::: Input :::

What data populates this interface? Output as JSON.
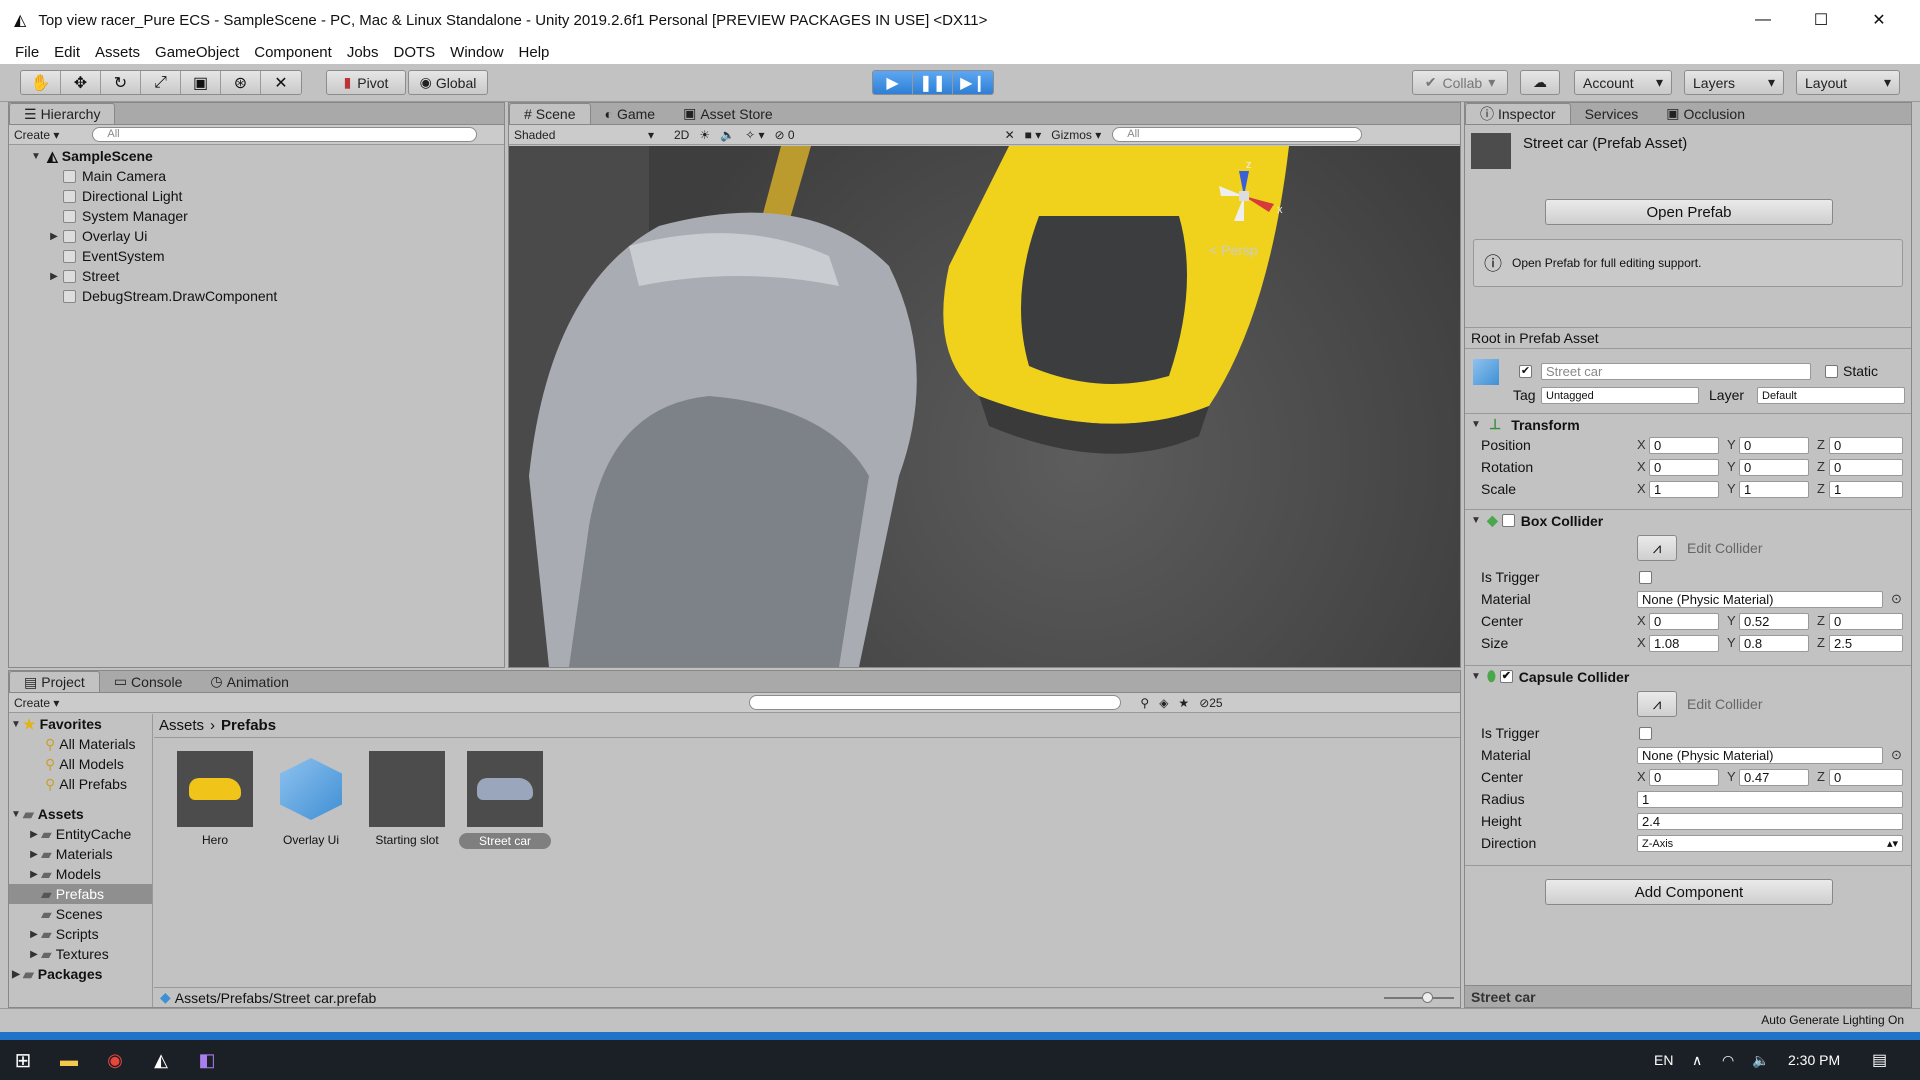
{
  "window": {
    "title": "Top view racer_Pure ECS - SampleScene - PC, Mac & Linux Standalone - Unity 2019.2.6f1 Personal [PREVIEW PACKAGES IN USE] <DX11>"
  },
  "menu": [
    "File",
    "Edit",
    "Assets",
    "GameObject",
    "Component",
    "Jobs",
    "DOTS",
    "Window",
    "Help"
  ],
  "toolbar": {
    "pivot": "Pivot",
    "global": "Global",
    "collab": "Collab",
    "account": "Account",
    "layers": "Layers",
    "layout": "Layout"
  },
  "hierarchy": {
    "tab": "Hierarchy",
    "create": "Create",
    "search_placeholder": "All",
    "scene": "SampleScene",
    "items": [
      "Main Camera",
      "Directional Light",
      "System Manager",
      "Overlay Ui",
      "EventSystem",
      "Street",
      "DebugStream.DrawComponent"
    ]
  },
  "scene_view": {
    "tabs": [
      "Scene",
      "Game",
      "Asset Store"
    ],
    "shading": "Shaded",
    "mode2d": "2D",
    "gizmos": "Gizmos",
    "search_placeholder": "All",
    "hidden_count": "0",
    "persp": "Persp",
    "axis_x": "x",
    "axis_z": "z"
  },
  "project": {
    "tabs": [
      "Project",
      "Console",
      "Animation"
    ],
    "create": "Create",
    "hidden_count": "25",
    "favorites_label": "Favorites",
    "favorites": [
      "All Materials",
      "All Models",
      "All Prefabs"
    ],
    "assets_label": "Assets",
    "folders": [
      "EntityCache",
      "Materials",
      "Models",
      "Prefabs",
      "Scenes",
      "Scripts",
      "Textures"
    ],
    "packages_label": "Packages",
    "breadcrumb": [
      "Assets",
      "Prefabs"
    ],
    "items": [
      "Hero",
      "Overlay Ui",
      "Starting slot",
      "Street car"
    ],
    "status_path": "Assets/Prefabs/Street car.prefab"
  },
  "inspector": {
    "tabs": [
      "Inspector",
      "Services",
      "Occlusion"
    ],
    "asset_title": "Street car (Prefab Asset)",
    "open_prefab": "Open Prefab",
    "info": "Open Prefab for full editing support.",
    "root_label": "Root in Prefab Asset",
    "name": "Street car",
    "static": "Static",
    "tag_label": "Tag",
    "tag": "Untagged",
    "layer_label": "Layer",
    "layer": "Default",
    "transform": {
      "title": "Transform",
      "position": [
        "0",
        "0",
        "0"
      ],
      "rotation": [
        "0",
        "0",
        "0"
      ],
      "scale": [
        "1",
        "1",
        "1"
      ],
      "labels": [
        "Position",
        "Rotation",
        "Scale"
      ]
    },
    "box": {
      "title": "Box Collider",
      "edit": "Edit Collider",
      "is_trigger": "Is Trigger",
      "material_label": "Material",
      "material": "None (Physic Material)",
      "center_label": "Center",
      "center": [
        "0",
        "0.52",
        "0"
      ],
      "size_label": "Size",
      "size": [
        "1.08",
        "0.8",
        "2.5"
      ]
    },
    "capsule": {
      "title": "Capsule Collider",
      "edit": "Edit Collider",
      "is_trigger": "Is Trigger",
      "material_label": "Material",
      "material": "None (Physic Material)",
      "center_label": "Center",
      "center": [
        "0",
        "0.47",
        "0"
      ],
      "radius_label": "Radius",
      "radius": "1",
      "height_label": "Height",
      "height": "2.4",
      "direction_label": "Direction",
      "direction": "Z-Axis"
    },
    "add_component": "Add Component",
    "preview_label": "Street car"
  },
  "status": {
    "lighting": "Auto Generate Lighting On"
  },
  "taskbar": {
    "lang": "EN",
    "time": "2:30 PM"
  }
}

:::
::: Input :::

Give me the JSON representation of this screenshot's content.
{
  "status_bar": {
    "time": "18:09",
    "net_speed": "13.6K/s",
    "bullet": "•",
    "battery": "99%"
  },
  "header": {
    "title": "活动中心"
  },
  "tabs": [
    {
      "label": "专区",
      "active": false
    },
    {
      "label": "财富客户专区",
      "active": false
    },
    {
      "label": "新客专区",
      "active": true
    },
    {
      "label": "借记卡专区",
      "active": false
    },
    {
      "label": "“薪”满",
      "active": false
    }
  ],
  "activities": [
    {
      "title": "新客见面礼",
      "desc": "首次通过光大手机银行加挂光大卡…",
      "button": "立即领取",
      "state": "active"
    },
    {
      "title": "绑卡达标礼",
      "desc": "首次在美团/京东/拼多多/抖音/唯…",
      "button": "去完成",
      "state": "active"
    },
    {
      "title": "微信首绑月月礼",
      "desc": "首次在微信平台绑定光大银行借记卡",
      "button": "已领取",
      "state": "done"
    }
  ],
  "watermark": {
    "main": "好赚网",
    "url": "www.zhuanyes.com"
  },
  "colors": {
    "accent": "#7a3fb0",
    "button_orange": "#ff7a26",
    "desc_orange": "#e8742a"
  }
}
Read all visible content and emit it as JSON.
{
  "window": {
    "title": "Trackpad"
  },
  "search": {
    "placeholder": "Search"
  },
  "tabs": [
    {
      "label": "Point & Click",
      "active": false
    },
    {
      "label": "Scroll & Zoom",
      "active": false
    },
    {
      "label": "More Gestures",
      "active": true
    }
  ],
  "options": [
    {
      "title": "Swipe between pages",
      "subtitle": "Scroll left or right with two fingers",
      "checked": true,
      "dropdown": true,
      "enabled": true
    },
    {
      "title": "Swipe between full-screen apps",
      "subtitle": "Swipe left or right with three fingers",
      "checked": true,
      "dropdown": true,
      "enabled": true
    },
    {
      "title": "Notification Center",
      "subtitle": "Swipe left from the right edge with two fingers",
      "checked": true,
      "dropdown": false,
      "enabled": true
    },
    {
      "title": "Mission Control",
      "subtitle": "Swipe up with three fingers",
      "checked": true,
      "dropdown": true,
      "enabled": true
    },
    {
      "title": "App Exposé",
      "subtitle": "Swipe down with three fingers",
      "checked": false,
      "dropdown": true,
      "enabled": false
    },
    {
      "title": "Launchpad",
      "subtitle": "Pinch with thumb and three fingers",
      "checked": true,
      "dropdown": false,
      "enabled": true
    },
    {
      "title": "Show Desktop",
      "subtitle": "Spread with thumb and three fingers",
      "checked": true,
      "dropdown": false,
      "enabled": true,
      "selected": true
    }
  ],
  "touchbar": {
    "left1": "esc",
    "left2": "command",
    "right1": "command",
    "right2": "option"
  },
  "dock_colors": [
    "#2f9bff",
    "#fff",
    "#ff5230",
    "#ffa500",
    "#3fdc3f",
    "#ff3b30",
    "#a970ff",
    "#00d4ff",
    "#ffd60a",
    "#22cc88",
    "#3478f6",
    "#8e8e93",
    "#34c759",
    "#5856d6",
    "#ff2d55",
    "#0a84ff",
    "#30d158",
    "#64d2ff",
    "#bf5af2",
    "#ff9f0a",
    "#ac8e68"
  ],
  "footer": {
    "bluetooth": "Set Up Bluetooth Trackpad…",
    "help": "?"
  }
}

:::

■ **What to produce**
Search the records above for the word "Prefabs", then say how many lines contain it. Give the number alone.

■ **Result of this task**
4